Democrats are concentrating on the wrong elections. The next president will not be Donald Trump. That decision has already been made.

Trump has sealed his own fate by his multiple misdeeds and broken promises. He can’t run against Hillary Clinton because she won’t be on the ballot. In all likelihood his opponent will be Joe Biden but any of the top five Democrats can beat him.


The reason is simple. People will vote against him in the same way many people voted against Clinton in the last election.

The elections that are of interest are the senatorial contests. It is possible but unlikely that that the Democrats will gain the majority in the Senate.

An even split would give them control, assuming a Trump loss, thanks to the vote of a Democratic vice president. Anything less will leave the senator from Moscow, Mitch McConnell, as our virtual president.

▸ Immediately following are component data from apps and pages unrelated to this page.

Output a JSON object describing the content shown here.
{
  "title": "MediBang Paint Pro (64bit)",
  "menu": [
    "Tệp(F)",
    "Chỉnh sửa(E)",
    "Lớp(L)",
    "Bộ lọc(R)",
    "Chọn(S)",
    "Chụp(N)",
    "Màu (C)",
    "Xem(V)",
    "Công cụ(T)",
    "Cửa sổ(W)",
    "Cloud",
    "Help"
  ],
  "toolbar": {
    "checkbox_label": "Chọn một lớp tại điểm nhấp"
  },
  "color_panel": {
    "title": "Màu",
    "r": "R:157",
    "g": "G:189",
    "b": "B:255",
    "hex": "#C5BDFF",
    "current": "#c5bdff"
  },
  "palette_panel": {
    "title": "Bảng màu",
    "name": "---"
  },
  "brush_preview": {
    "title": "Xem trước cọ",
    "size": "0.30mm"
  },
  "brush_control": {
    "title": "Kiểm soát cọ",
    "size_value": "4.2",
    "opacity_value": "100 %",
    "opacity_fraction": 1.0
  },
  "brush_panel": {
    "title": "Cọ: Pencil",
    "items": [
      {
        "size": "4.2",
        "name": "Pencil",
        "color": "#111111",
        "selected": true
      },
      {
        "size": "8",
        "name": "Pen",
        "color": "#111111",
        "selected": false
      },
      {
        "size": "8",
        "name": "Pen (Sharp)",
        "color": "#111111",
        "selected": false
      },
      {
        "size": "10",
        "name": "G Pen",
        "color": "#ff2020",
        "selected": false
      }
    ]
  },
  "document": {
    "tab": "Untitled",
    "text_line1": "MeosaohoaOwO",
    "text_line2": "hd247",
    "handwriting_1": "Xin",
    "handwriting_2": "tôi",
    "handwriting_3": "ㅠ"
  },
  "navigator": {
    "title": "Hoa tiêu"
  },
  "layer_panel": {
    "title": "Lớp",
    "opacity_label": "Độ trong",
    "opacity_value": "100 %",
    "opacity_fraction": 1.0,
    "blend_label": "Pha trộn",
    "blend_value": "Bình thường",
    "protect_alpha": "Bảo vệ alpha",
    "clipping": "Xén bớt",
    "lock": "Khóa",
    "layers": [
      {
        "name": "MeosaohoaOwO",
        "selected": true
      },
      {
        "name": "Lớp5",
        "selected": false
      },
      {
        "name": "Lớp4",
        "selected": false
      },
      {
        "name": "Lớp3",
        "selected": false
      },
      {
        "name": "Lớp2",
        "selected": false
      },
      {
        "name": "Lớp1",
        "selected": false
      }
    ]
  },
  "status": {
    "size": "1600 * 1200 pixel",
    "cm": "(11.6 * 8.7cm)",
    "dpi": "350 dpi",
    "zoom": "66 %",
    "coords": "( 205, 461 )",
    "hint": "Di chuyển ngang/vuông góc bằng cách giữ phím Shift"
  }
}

He will face Democratic opponent Amy McGrath. Her chances are slim to none but in a battle between an Irish man and an Irish woman it is never safe to count the female out. In any case she is a wise person for my fellow Dems to support with a few bucks.

And who should we support locally? Unfortunately Gov. Hogan cannot run for reelection (in 2022) and turned down a run for president. It remains to be seen whether he will seek another role or simply retires.

A lady who visits often and knows about this column shared with us the fact that her son who is studying golf course management met and was praised by the president. When I commented that I was not a fan of Donald Trump she replied, “Oh no, not that president, I meant Obama!"

For many people he is the last valid holder of that office.

For those who are dismayed by the lack of traditional subjects in Carroll County schools here are some some solutions adopted by other parents.

One relative took it upon himself to teach his sons the multiplication tables up to 12 x 12. That is what I learned. My father learned through 15 x 15 but that might be too much for current needs.

Another person in high school calculated on a test using traditional mathematics. There is a new method of doing things like multiplication so the student was faulted for using the traditional method on an exam. The old method is faster and less error prone.

This last example brought back memories of battles with the Baltimore County school system decades ago over teaching one child reading.

We were cautioned not to teach the child at home because it would confuse the child. My family urged me to ignore that advice. That child, now past age 60 is classed as handicapped and is taught orally by Carroll Community College.

I should have taken my family’s advice. In reading, writing and math, the old methods work.

John Culleton writes from Eldersburg. His column appears every other Tuesday. Email him at